**Task requirements**
Take each line from the entries that holds "Алиса" and copy it out.

= = =

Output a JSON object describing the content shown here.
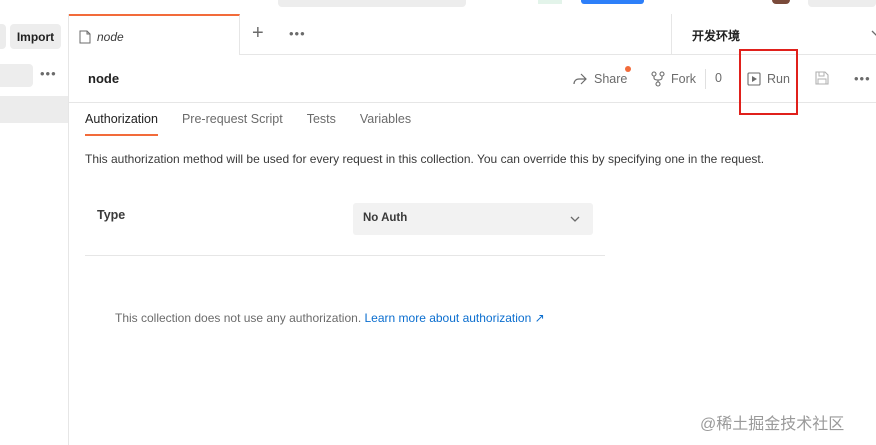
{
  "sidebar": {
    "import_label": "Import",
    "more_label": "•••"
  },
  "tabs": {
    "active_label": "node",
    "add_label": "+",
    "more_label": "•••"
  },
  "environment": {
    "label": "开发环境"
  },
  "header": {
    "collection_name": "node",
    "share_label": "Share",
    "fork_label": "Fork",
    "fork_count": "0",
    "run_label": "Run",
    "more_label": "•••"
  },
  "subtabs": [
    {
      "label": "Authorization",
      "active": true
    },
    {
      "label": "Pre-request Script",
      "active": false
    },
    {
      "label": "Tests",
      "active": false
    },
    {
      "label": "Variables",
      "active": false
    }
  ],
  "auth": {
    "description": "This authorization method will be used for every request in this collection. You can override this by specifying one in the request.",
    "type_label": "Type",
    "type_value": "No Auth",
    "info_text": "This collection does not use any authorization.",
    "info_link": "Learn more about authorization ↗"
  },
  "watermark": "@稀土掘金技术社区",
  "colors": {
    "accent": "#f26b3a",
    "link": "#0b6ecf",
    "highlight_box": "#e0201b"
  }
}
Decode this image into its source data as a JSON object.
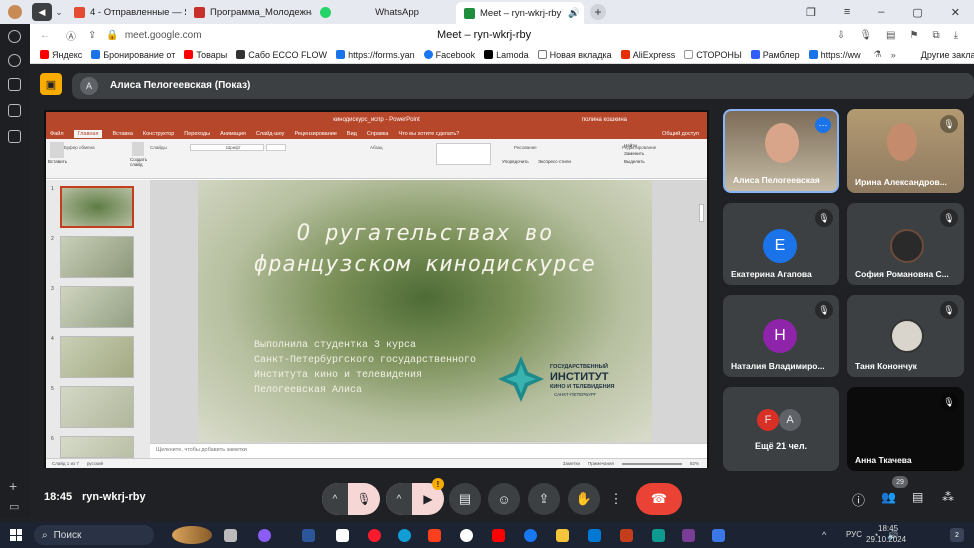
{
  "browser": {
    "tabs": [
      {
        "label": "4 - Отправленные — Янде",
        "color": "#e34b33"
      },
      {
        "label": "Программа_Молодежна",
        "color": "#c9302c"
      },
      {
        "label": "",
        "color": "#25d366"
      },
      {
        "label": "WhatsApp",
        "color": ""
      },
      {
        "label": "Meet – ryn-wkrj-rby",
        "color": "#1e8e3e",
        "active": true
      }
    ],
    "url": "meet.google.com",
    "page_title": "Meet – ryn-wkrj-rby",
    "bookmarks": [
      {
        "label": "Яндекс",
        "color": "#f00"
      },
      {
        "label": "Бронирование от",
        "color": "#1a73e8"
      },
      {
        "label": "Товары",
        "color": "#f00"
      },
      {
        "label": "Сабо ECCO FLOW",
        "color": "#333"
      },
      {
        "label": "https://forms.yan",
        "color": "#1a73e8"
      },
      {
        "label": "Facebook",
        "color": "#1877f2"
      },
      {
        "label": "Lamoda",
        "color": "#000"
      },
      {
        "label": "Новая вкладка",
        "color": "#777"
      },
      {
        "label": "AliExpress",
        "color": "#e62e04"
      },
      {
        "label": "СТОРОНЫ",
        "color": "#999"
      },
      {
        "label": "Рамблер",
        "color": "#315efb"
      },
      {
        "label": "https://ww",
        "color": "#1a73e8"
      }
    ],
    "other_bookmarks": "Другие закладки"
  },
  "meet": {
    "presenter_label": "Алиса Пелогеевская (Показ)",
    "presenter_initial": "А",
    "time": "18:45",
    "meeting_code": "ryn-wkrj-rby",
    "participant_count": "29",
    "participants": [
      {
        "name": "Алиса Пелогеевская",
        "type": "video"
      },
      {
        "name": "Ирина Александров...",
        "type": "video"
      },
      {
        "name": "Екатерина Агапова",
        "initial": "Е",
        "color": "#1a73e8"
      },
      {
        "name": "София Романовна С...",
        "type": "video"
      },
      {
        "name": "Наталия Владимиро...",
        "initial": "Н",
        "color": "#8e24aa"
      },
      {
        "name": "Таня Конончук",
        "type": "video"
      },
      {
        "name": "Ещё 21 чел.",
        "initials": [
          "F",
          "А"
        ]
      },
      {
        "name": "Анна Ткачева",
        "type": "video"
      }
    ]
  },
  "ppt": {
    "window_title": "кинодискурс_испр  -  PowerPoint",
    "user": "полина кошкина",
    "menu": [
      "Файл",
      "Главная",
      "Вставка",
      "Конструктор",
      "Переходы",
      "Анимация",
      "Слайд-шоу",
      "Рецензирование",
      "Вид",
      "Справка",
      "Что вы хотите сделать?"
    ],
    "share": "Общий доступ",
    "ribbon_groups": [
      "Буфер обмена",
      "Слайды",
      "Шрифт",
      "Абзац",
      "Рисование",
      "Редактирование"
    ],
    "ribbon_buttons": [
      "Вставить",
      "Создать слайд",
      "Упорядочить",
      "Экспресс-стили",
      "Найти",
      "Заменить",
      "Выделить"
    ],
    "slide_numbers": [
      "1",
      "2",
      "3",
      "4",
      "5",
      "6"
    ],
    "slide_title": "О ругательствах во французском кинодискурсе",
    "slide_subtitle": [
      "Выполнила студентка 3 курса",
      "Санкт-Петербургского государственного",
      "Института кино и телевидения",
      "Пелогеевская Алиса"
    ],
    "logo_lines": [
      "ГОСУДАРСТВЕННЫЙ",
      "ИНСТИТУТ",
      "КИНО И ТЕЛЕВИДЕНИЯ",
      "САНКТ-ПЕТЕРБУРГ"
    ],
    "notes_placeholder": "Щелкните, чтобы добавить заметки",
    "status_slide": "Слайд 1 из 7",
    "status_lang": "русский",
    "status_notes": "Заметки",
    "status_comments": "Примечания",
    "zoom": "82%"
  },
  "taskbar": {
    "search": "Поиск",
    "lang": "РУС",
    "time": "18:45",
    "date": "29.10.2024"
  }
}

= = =

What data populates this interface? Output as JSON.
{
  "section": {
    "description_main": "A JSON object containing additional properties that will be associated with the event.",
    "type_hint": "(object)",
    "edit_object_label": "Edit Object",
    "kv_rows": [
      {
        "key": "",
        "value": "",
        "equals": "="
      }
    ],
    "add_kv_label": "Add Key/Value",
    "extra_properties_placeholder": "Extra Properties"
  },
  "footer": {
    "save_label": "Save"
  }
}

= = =

**Written answer**
    "presenter_label": "Алиса Пелогеевская (Показ)",
        "name": "Алиса Пелогеевская",
      "Пелогеевская Алиса"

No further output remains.